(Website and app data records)
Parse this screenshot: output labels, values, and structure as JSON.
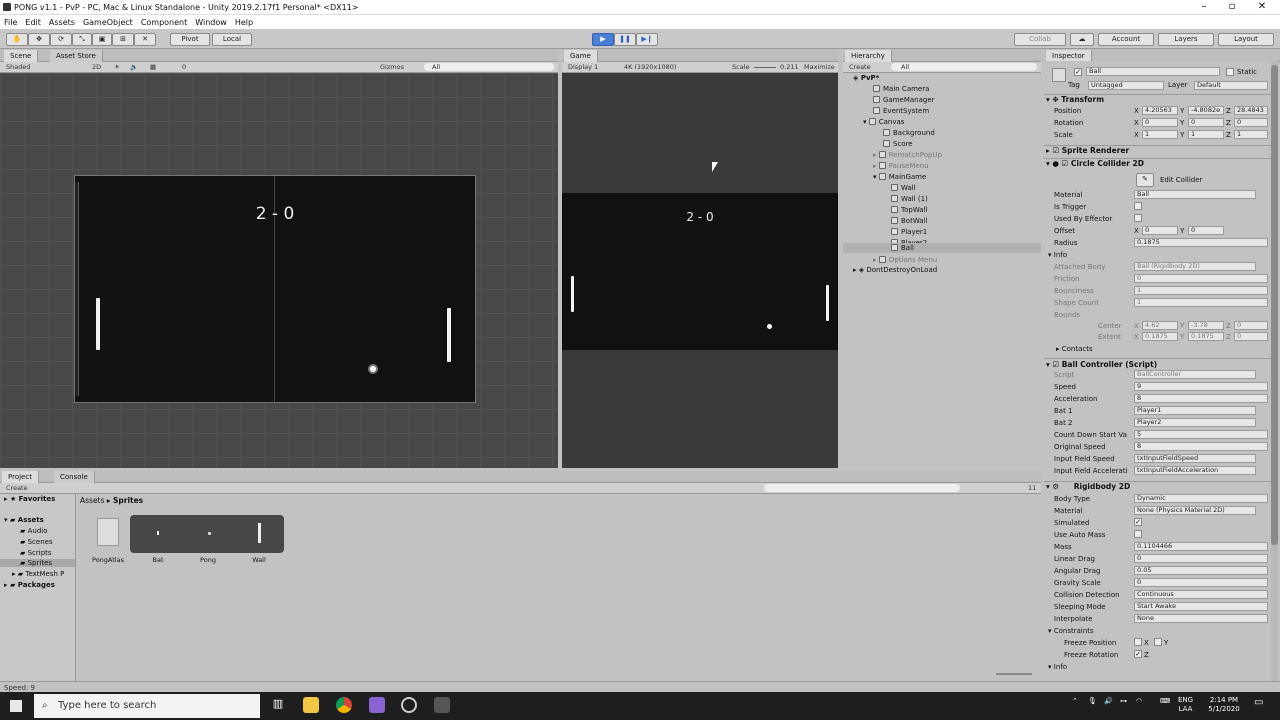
{
  "window": {
    "title": "PONG v1.1 - PvP - PC, Mac & Linux Standalone - Unity 2019.2.17f1 Personal* <DX11>"
  },
  "menu": [
    "File",
    "Edit",
    "Assets",
    "GameObject",
    "Component",
    "Window",
    "Help"
  ],
  "toolbar": {
    "pivot": "Pivot",
    "local": "Local",
    "collab": "Collab",
    "account": "Account",
    "layers": "Layers",
    "layout": "Layout"
  },
  "scene": {
    "tab": "Scene",
    "tab2": "Asset Store",
    "shading": "Shaded",
    "mode2d": "2D",
    "gizmos": "Gizmos",
    "search": "All",
    "layercount": "0",
    "score": "2 - 0"
  },
  "game": {
    "tab": "Game",
    "display": "Display 1",
    "resolution": "4K (1920x1080)",
    "scale_label": "Scale",
    "scale_value": "0.211",
    "maximize": "Maximize",
    "score": "2 - 0"
  },
  "hierarchy": {
    "tab": "Hierarchy",
    "create": "Create",
    "search": "All",
    "items": [
      "PvP*",
      "Main Camera",
      "GameManager",
      "EventSystem",
      "Canvas",
      "Background",
      "Score",
      "RematchPopUp",
      "PauseMenu",
      "MainGame",
      "Wall",
      "Wall (1)",
      "TopWall",
      "BotWall",
      "Player1",
      "Player2",
      "Ball",
      "Options Menu",
      "DontDestroyOnLoad"
    ]
  },
  "inspector": {
    "tab": "Inspector",
    "name": "Ball",
    "static": "Static",
    "tag_label": "Tag",
    "tag": "Untagged",
    "layer_label": "Layer",
    "layer": "Default",
    "transform": {
      "title": "Transform",
      "position": "Position",
      "rotation": "Rotation",
      "scale": "Scale",
      "px": "4.20563",
      "py": "-4.8082e",
      "pz": "28.4843",
      "rx": "0",
      "ry": "0",
      "rz": "0",
      "sx": "1",
      "sy": "1",
      "sz": "1"
    },
    "sprite": "Sprite Renderer",
    "collider": {
      "title": "Circle Collider 2D",
      "edit": "Edit Collider",
      "material_label": "Material",
      "material": "Ball",
      "trigger": "Is Trigger",
      "effector": "Used By Effector",
      "offset": "Offset",
      "ox": "0",
      "oy": "0",
      "radius_label": "Radius",
      "radius": "0.1875",
      "info": "Info",
      "attached_label": "Attached Body",
      "attached": "Ball (Rigidbody 2D)",
      "friction": "Friction",
      "friction_v": "0",
      "bounciness": "Bounciness",
      "bounciness_v": "1",
      "shape": "Shape Count",
      "shape_v": "1",
      "bounds": "Bounds",
      "center": "Center",
      "cx": "4.62",
      "cy": "-3.78",
      "cz": "0",
      "extent": "Extent",
      "ex": "0.1875",
      "ey": "0.1875",
      "ez": "0",
      "contacts": "Contacts"
    },
    "script": {
      "title": "Ball Controller (Script)",
      "script_label": "Script",
      "script": "BallController",
      "speed": "Speed",
      "speed_v": "9",
      "accel": "Acceleration",
      "accel_v": "8",
      "bat1": "Bat 1",
      "bat1_v": "Player1",
      "bat2": "Bat 2",
      "bat2_v": "Player2",
      "countdown": "Count Down Start Va",
      "countdown_v": "5",
      "orig": "Original Speed",
      "orig_v": "8",
      "ifs": "Input Field Speed",
      "ifs_v": "txtInputFieldSpeed",
      "ifa": "Input Field Accelerati",
      "ifa_v": "txtInputFieldAcceleration"
    },
    "rb": {
      "title": "Rigidbody 2D",
      "bodytype": "Body Type",
      "bodytype_v": "Dynamic",
      "material": "Material",
      "material_v": "None (Physics Material 2D)",
      "simulated": "Simulated",
      "automass": "Use Auto Mass",
      "mass": "Mass",
      "mass_v": "0.1104466",
      "ldrag": "Linear Drag",
      "ldrag_v": "0",
      "adrag": "Angular Drag",
      "adrag_v": "0.05",
      "gravity": "Gravity Scale",
      "gravity_v": "0",
      "collision": "Collision Detection",
      "collision_v": "Continuous",
      "sleeping": "Sleeping Mode",
      "sleeping_v": "Start Awake",
      "interp": "Interpolate",
      "interp_v": "None",
      "constraints": "Constraints",
      "fpos": "Freeze Position",
      "frot": "Freeze Rotation",
      "x": "X",
      "y": "Y",
      "z": "Z",
      "info": "Info"
    }
  },
  "project": {
    "tab": "Project",
    "tab2": "Console",
    "create": "Create",
    "breadcrumb1": "Assets",
    "breadcrumb2": "Sprites",
    "count": "11",
    "tree": [
      "Favorites",
      "Assets",
      "Audio",
      "Scenes",
      "Scripts",
      "Sprites",
      "TextMesh P",
      "Packages"
    ],
    "assets": [
      "PongAtlas",
      "Bat",
      "Pong",
      "Wall"
    ]
  },
  "status": "Speed: 9",
  "taskbar": {
    "search": "Type here to search",
    "lang1": "ENG",
    "lang2": "LAA",
    "time": "2:14 PM",
    "date": "5/1/2020"
  }
}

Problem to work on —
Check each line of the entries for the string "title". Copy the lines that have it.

Task response —
    "title": "PONG v1.1 - PvP - PC, Mac & Linux Standalone - Unity 2019.2.17f1 Personal* <DX11>"
      "title": "Transform",
      "title": "Circle Collider 2D",
      "title": "Ball Controller (Script)",
      "title": "Rigidbody 2D",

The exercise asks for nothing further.